I’m guessing you all know of Zombieland even if somehow you have managed to avoid seeing it, but what is this movie actually about and what is all the fuss?
Doing for zombie films what scream did for slashers (only better), Zombieland introduces us to its lead character – nerdy and timid college student Columbus (Jesse Eisenberg – The Social Network, Now you see me) and his rules to survival such as the double tap and beware of bathrooms. Coming from a dysfunction and distant family unit, Columbus has been making his way home after a particularly scary incident with his insanely hot neighbour.
On his trek down a dilapidated highway he comes across zombie hating, ass-kicking Tallahassee, perfectly played by Woody Harrelson (Cheers, Natural Born Killers) who agrees to give him a lift part way back to Columbus, Ohio, hence the character name.
Along the way they run into a pair of sisters with serious trust issues (Bug eyed Emma Stone and Abigail Breslin) who are dealing with their own trauma’s as they seek to get to Pacific Playland, the only zombie free place west of Waco, and have one last time where young Little Rock (Abigail Breslin) can act her age and be a kid just once more.
Finally, there is also an amazing cameo which, if you haven’t seen the film, I won’t spoil but for people of my age I share Tallahassee’s enthusiasm for meeting him and it is a genius comic turn that genuinely adds to the film rather than just being a blink and you miss it moment.

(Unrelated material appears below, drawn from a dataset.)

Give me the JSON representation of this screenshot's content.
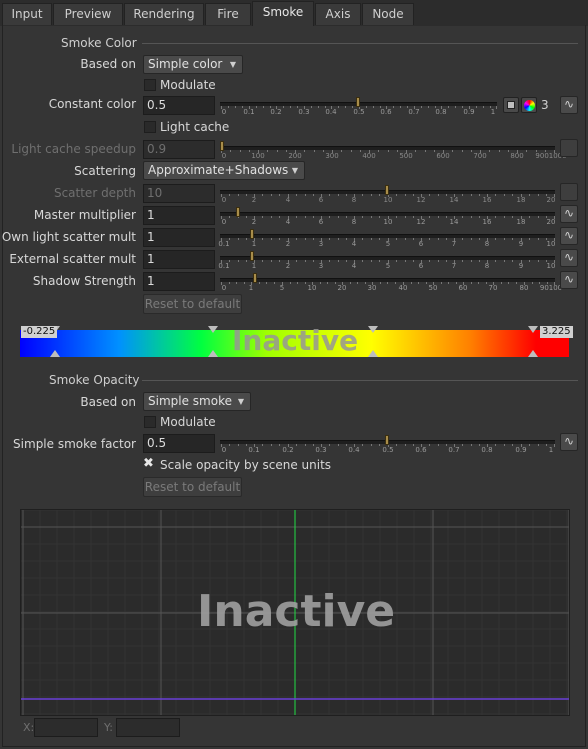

But what about the zombies I hear you moan? Looking like a cross between the wretched deadites in the Evil Dead series and the zombies from Zac Synder’s Dawn of the Dead remake, they do look disgusting and considering they are not the main focus of the film the make-up crew have done an exceptional job and deserve a lot of credit, just a shame they are not centre stage but to be fair that would have thrown the whole dynamic off and turned this into a completely different movie.

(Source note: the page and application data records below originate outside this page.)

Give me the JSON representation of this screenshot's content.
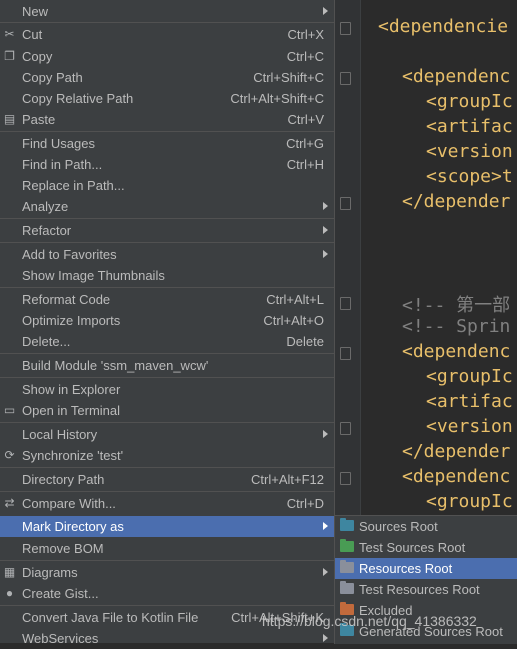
{
  "menu": {
    "items": [
      {
        "label": "New",
        "shortcut": "",
        "submenu": true,
        "icon": ""
      },
      {
        "label": "Cut",
        "shortcut": "Ctrl+X",
        "submenu": false,
        "icon": "scissors-icon"
      },
      {
        "label": "Copy",
        "shortcut": "Ctrl+C",
        "submenu": false,
        "icon": "copy-icon"
      },
      {
        "label": "Copy Path",
        "shortcut": "Ctrl+Shift+C",
        "submenu": false,
        "icon": ""
      },
      {
        "label": "Copy Relative Path",
        "shortcut": "Ctrl+Alt+Shift+C",
        "submenu": false,
        "icon": ""
      },
      {
        "label": "Paste",
        "shortcut": "Ctrl+V",
        "submenu": false,
        "icon": "clipboard-icon"
      },
      {
        "label": "Find Usages",
        "shortcut": "Ctrl+G",
        "submenu": false,
        "icon": ""
      },
      {
        "label": "Find in Path...",
        "shortcut": "Ctrl+H",
        "submenu": false,
        "icon": ""
      },
      {
        "label": "Replace in Path...",
        "shortcut": "",
        "submenu": false,
        "icon": ""
      },
      {
        "label": "Analyze",
        "shortcut": "",
        "submenu": true,
        "icon": ""
      },
      {
        "label": "Refactor",
        "shortcut": "",
        "submenu": true,
        "icon": ""
      },
      {
        "label": "Add to Favorites",
        "shortcut": "",
        "submenu": true,
        "icon": ""
      },
      {
        "label": "Show Image Thumbnails",
        "shortcut": "",
        "submenu": false,
        "icon": ""
      },
      {
        "label": "Reformat Code",
        "shortcut": "Ctrl+Alt+L",
        "submenu": false,
        "icon": ""
      },
      {
        "label": "Optimize Imports",
        "shortcut": "Ctrl+Alt+O",
        "submenu": false,
        "icon": ""
      },
      {
        "label": "Delete...",
        "shortcut": "Delete",
        "submenu": false,
        "icon": ""
      },
      {
        "label": "Build Module 'ssm_maven_wcw'",
        "shortcut": "",
        "submenu": false,
        "icon": ""
      },
      {
        "label": "Show in Explorer",
        "shortcut": "",
        "submenu": false,
        "icon": ""
      },
      {
        "label": "Open in Terminal",
        "shortcut": "",
        "submenu": false,
        "icon": "terminal-icon"
      },
      {
        "label": "Local History",
        "shortcut": "",
        "submenu": true,
        "icon": ""
      },
      {
        "label": "Synchronize 'test'",
        "shortcut": "",
        "submenu": false,
        "icon": "sync-icon"
      },
      {
        "label": "Directory Path",
        "shortcut": "Ctrl+Alt+F12",
        "submenu": false,
        "icon": ""
      },
      {
        "label": "Compare With...",
        "shortcut": "Ctrl+D",
        "submenu": false,
        "icon": "compare-icon"
      },
      {
        "label": "Mark Directory as",
        "shortcut": "",
        "submenu": true,
        "icon": ""
      },
      {
        "label": "Remove BOM",
        "shortcut": "",
        "submenu": false,
        "icon": ""
      },
      {
        "label": "Diagrams",
        "shortcut": "",
        "submenu": true,
        "icon": "diagram-icon"
      },
      {
        "label": "Create Gist...",
        "shortcut": "",
        "submenu": false,
        "icon": "github-icon"
      },
      {
        "label": "Convert Java File to Kotlin File",
        "shortcut": "Ctrl+Alt+Shift+K",
        "submenu": false,
        "icon": ""
      },
      {
        "label": "WebServices",
        "shortcut": "",
        "submenu": true,
        "icon": ""
      }
    ]
  },
  "submenu": {
    "items": [
      {
        "label": "Sources Root",
        "color": "#3e86a0"
      },
      {
        "label": "Test Sources Root",
        "color": "#499c54"
      },
      {
        "label": "Resources Root",
        "color": "#8a8f9b"
      },
      {
        "label": "Test Resources Root",
        "color": "#8a8f9b"
      },
      {
        "label": "Excluded",
        "color": "#c26a3c"
      },
      {
        "label": "Generated Sources Root",
        "color": "#3e86a0"
      }
    ]
  },
  "editor": {
    "lines": [
      "<dependencie",
      "<dependenc",
      "<groupIc",
      "<artifac",
      "<version",
      "<scope>t",
      "</depender",
      "<!-- 第一部",
      "<!-- Sprin",
      "<dependenc",
      "<groupIc",
      "<artifac",
      "<version",
      "</depender",
      "<dependenc",
      "<groupIc"
    ]
  },
  "watermark": "https://blog.csdn.net/qq_41386332"
}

It is hard to believe that this is Ruben Fleischer’s debut full length, such is the confidence that flows through this film from the fantastic visual Fx from the very beginning to the almost perfect pacing of the scenes, and all this accentuated by an extremely funny plot and some great performances where even the often annoying Jesse Eisenberg is on top form.

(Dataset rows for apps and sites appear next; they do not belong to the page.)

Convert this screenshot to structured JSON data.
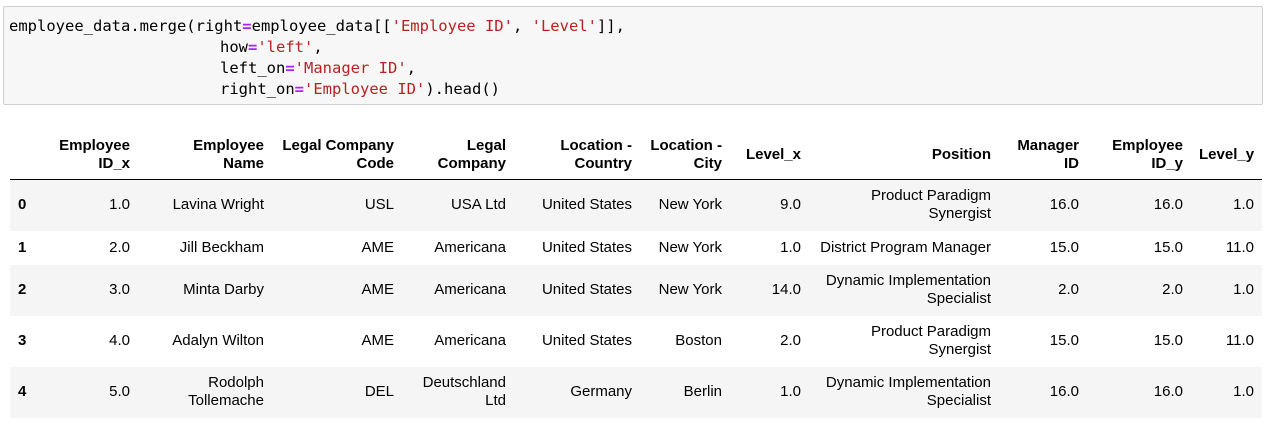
{
  "code_cell": {
    "line1": {
      "a": "employee_data.merge(right",
      "eq": "=",
      "b": "employee_data[[",
      "s1": "'Employee ID'",
      "c": ", ",
      "s2": "'Level'",
      "d": "]],"
    },
    "line2": {
      "a": "how",
      "eq": "=",
      "s": "'left'",
      "d": ","
    },
    "line3": {
      "a": "left_on",
      "eq": "=",
      "s": "'Manager ID'",
      "d": ","
    },
    "line4": {
      "a": "right_on",
      "eq": "=",
      "s": "'Employee ID'",
      "d": ").head()"
    }
  },
  "dataframe": {
    "columns": [
      [
        "Employee",
        "ID_x"
      ],
      [
        "Employee",
        "Name"
      ],
      [
        "Legal Company",
        "Code"
      ],
      [
        "Legal",
        "Company"
      ],
      [
        "Location -",
        "Country"
      ],
      [
        "Location -",
        "City"
      ],
      [
        "Level_x"
      ],
      [
        "Position"
      ],
      [
        "Manager",
        "ID"
      ],
      [
        "Employee",
        "ID_y"
      ],
      [
        "Level_y"
      ]
    ],
    "rows": [
      {
        "index": "0",
        "cells": [
          [
            "1.0"
          ],
          [
            "Lavina Wright"
          ],
          [
            "USL"
          ],
          [
            "USA Ltd"
          ],
          [
            "United States"
          ],
          [
            "New York"
          ],
          [
            "9.0"
          ],
          [
            "Product Paradigm",
            "Synergist"
          ],
          [
            "16.0"
          ],
          [
            "16.0"
          ],
          [
            "1.0"
          ]
        ]
      },
      {
        "index": "1",
        "cells": [
          [
            "2.0"
          ],
          [
            "Jill Beckham"
          ],
          [
            "AME"
          ],
          [
            "Americana"
          ],
          [
            "United States"
          ],
          [
            "New York"
          ],
          [
            "1.0"
          ],
          [
            "District Program Manager"
          ],
          [
            "15.0"
          ],
          [
            "15.0"
          ],
          [
            "11.0"
          ]
        ]
      },
      {
        "index": "2",
        "cells": [
          [
            "3.0"
          ],
          [
            "Minta Darby"
          ],
          [
            "AME"
          ],
          [
            "Americana"
          ],
          [
            "United States"
          ],
          [
            "New York"
          ],
          [
            "14.0"
          ],
          [
            "Dynamic Implementation",
            "Specialist"
          ],
          [
            "2.0"
          ],
          [
            "2.0"
          ],
          [
            "1.0"
          ]
        ]
      },
      {
        "index": "3",
        "cells": [
          [
            "4.0"
          ],
          [
            "Adalyn Wilton"
          ],
          [
            "AME"
          ],
          [
            "Americana"
          ],
          [
            "United States"
          ],
          [
            "Boston"
          ],
          [
            "2.0"
          ],
          [
            "Product Paradigm",
            "Synergist"
          ],
          [
            "15.0"
          ],
          [
            "15.0"
          ],
          [
            "11.0"
          ]
        ]
      },
      {
        "index": "4",
        "cells": [
          [
            "5.0"
          ],
          [
            "Rodolph",
            "Tollemache"
          ],
          [
            "DEL"
          ],
          [
            "Deutschland",
            "Ltd"
          ],
          [
            "Germany"
          ],
          [
            "Berlin"
          ],
          [
            "1.0"
          ],
          [
            "Dynamic Implementation",
            "Specialist"
          ],
          [
            "16.0"
          ],
          [
            "16.0"
          ],
          [
            "1.0"
          ]
        ]
      }
    ]
  }
}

Built around a strong spine of humour which runs through a love story and an absurd sub-plot regarding Tallahassee’s quest for a Twinkie, this is essentially a quirky comedy masquerading as a zombie film but somehow it works on both levels and fans of either or both won’t be disappointed.
However, for all the great directing and writing, and it is great writing with some real character development and background, although in some cases this needed to be fleshed out a little more, the Indian store destruction scenes just scream 80s comedy homage and its construction seem out of place to the rest of the film and while it serves to reinforce one of the rules it could have been handled in a way much more coherent with the rest of the film.
My other gripes are only minor, the first being that the zombies sprint in these films, they are still extremely stupid but just fast, but that’s personal opinion as I am generally a Romero zombie man, but for horror-comedies like this and Return of the Living Dead I can cut it a little slack as this isn’t a film that takes itself serious and intend to be a significant contribution to the genre, besides this film isn’t really about the zombies. Shock I know, but they are merely an inconvenience and perhaps that is why the film works so well as an engaging comedy, as the zombies themselves become part of the punch lines. Now onto my second issue, Emma Stone’s bug eyes trying to escape from her head, how does she keep getting so many love interest roles? Interestingly, Ruben Fleischer cast her in another similar role in his recent Gangster Squad movie, odd choice but that is a topic for another rant.
All in all, this is a movie that everyone can enjoy, regardless of if they are a zombie fan or not and the cameo is just spot on, especially for a person of my generation.